## [Data to process]

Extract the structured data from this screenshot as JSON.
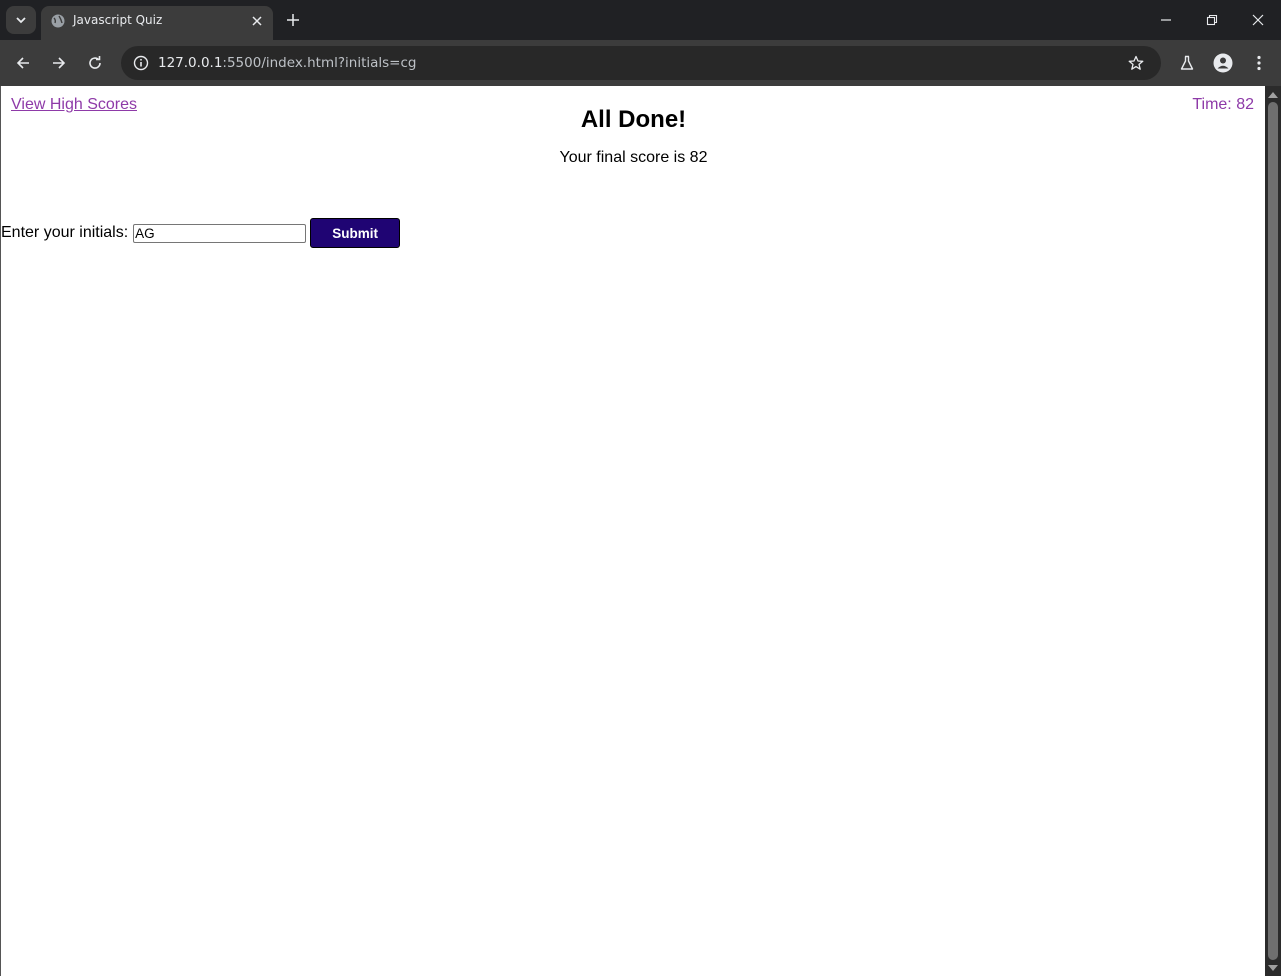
{
  "browser": {
    "tab_title": "Javascript Quiz",
    "url_host": "127.0.0.1",
    "url_rest": ":5500/index.html?initials=cg",
    "icons": {
      "tab_search": "chevron-down-icon",
      "favicon": "globe-icon",
      "tab_close": "close-icon",
      "new_tab": "plus-icon",
      "back": "arrow-left-icon",
      "forward": "arrow-right-icon",
      "reload": "reload-icon",
      "site_info": "info-icon",
      "bookmark": "star-icon",
      "labs": "flask-icon",
      "profile": "person-icon",
      "menu": "kebab-menu-icon"
    }
  },
  "page": {
    "high_scores_link": "View High Scores",
    "timer_label": "Time: 82",
    "title": "All Done!",
    "final_score_text": "Your final score is 82",
    "initials_label": "Enter your initials:",
    "initials_value": "AG",
    "submit_label": "Submit"
  },
  "colors": {
    "link_purple": "#8e3aa8",
    "submit_bg": "#1f0473",
    "browser_dark": "#202124",
    "toolbar": "#3c3c3c"
  }
}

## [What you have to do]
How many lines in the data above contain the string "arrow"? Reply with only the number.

## [Completed task]
2